WHAT TO WORK ON> If a line of the data below contains the string "Индекс", copy it into your answer.

Excerpts from an interface dataset:
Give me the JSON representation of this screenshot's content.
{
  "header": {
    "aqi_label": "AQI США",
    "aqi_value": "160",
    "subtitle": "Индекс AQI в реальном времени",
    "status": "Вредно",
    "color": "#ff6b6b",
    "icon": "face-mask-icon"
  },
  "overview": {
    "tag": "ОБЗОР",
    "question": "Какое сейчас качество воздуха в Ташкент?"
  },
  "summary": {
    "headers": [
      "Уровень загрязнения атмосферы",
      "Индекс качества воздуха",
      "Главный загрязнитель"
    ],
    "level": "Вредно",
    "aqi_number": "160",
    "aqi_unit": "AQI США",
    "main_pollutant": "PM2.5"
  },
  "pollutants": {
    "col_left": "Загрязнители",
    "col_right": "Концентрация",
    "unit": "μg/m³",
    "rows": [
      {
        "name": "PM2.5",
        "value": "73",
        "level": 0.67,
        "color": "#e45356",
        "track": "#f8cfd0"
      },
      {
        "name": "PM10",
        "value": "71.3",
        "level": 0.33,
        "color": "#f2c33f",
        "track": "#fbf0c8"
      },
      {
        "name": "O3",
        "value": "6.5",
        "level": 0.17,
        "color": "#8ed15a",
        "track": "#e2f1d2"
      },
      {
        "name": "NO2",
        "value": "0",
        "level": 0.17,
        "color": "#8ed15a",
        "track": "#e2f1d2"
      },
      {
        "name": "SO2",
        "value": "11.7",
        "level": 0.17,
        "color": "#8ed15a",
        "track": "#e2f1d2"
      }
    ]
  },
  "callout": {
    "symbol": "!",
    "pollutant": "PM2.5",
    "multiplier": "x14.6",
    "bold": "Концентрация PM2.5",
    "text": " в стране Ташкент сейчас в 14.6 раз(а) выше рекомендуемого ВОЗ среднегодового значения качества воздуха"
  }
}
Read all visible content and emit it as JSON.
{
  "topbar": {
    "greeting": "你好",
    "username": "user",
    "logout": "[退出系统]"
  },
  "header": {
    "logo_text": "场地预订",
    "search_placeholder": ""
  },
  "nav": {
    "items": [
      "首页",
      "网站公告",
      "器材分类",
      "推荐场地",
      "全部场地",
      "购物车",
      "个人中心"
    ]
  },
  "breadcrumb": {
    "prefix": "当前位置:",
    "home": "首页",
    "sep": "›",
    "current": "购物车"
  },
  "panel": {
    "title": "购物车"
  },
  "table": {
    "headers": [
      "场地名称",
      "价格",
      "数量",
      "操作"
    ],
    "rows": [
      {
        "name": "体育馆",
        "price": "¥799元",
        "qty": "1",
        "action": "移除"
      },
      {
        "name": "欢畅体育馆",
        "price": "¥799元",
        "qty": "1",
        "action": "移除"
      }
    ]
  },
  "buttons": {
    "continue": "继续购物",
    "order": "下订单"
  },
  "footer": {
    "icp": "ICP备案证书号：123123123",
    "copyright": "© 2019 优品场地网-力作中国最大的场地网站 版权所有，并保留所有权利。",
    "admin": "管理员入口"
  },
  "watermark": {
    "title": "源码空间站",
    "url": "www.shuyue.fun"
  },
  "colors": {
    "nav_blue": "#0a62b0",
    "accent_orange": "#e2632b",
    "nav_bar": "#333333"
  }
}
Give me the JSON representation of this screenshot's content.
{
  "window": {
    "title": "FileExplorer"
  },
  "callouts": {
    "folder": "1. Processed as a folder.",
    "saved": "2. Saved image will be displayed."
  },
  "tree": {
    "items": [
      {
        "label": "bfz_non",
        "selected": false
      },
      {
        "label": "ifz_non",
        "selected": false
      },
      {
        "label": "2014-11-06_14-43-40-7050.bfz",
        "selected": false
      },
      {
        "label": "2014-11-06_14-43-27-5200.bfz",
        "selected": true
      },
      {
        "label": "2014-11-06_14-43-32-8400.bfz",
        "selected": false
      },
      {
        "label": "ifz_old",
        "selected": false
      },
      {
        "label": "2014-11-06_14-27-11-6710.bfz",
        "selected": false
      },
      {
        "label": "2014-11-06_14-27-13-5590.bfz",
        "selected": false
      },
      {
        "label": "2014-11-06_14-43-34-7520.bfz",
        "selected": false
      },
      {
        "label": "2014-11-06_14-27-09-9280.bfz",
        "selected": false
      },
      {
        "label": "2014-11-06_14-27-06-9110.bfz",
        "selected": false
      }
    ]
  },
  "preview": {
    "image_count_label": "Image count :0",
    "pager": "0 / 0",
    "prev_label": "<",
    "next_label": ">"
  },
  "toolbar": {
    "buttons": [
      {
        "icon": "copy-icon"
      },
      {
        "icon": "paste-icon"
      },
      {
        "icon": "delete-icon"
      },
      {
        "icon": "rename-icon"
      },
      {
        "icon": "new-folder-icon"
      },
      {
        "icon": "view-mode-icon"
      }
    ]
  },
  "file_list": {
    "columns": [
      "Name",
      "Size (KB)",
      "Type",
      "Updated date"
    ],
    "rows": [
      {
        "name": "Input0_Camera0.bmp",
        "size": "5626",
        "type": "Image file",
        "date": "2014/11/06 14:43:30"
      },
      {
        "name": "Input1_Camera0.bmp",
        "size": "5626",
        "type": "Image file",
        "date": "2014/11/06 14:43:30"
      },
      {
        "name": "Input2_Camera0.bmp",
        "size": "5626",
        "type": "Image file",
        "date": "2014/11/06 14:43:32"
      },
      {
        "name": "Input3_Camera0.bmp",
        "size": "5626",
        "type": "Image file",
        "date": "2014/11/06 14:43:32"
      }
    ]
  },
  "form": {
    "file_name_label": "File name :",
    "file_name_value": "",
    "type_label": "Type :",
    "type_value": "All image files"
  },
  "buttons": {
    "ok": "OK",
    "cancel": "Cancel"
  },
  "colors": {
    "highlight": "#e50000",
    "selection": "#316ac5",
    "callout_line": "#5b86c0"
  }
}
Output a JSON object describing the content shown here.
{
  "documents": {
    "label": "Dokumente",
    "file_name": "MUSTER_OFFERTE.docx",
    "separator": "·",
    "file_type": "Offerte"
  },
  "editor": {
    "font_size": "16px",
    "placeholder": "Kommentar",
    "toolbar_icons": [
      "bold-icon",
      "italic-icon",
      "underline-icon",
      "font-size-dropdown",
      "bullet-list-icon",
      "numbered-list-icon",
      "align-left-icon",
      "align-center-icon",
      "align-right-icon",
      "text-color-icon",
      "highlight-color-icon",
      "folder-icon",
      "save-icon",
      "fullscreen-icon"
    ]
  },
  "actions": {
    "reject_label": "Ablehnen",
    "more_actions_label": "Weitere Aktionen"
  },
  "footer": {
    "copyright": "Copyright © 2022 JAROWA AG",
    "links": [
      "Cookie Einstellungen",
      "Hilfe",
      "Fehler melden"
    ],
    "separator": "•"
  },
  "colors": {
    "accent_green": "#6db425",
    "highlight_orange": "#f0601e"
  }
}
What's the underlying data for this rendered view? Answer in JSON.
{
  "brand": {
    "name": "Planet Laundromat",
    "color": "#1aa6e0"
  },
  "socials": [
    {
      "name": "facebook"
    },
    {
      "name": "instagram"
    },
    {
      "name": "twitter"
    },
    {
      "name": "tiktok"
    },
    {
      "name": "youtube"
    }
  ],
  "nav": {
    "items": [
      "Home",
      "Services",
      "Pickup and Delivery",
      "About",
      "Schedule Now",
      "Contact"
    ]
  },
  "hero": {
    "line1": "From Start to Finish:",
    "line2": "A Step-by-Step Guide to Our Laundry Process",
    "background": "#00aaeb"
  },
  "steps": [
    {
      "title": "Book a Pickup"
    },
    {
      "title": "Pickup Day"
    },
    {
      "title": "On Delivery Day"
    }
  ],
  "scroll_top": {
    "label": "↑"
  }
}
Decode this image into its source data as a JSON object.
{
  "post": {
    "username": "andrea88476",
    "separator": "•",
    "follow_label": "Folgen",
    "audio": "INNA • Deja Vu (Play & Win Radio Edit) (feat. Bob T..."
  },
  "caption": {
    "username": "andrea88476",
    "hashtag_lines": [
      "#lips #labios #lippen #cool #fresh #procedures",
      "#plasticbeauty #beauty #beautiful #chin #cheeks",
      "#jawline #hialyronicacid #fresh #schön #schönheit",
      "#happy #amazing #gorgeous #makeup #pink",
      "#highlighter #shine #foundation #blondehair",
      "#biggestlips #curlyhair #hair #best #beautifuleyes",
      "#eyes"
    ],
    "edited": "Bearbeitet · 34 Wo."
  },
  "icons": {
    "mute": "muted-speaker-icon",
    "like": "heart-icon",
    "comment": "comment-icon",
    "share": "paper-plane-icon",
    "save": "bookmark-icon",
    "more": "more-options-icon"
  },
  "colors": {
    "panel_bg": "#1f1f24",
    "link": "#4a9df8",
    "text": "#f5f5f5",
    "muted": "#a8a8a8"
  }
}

RESULT FOR THIS TASK>
    "subtitle": "Индекс AQI в реальном времени",
      "Индекс качества воздуха",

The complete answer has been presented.